This is not a hard-and-fast deadline. Connecticut last year began offering Election Day voter registration.
Other recent polls have shown Coakley and Baker in a dead heat, so the Globe poll was greeted with great enthusiasm by the Baker campaign and dismissal from Coakley supporters.
Bill Galvin is a heavy favorite to win a sixth four-year term. But he does face two opponents this November: the Green-Rainbow Party’s Danny Factor, and Republican Dave D’Arcangelo.
MGM Resorts, Penn National and Wynn Resorts don’t want to be shut down before they even have a chance to open their doors in Massachusetts.
Prosecutors arraigned a UMass Amherst student on Monday in connection with racist graffiti left on dormitory doors.
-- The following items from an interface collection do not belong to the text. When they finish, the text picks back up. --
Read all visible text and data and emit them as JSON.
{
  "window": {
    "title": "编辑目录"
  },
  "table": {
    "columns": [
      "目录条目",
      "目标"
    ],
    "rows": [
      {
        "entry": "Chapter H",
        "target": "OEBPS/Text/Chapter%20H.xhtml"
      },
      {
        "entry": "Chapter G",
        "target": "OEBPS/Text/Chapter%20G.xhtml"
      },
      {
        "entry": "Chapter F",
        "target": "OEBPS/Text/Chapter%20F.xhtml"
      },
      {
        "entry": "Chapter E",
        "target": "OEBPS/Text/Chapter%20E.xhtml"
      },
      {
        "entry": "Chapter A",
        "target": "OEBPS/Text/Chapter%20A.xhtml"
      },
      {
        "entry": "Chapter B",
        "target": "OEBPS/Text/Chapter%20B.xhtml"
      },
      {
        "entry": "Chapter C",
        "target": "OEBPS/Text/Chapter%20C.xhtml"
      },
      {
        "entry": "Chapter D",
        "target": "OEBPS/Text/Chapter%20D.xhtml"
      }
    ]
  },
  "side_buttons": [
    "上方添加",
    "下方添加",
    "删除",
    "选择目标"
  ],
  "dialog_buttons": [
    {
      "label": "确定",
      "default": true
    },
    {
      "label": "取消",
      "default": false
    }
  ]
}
Walter Skold has made a thing of documenting the graves of poets around the country. This year takes him to the Pioneer Valley.
Massachusetts Governor Deval Patrick is standing by UMass over the case of a student who worked as a confidential informant, before overdosing on heroin.
A state lawmaker on the higher education committee says UMass made mistakes.
There’s a new archive in western Massachusetts on the history of U.S. drug policy. The UMass Amherst collection includes documents from the National Organization for the Reform of Marijuana Laws.
The Massachusetts Attorney General’s office is suing the South Hadley funeral home that state officials shut down over the conditions of some bodies there.
The top Catholic leaders in Massachusetts issued a statement on Monday in support of a ballot question repealing the state’s casino law.
The UMass football team takes on Vanderbilt University in Nashville on Saturday. Both teams are trying to rebound after tough losses.
Springfield City Councilor Tim Allen says he’s still considering his options after falling short in a state Senate district primary, but he doesn’t have much time to make up his mind.
Out of more than 16,000 votes cast in the First Hampden and Hampshire Senate District, the tally shows Eric Lesser beat his closest opponent by fewer than 200.
The treasurer chairs the lottery commission, which sends most of its profits to towns and cities to do with as they please. Democratic treasurer candidates say that lottery money will go down if casinos open and they say – for most communities – casino tax revenue won’t make up the difference.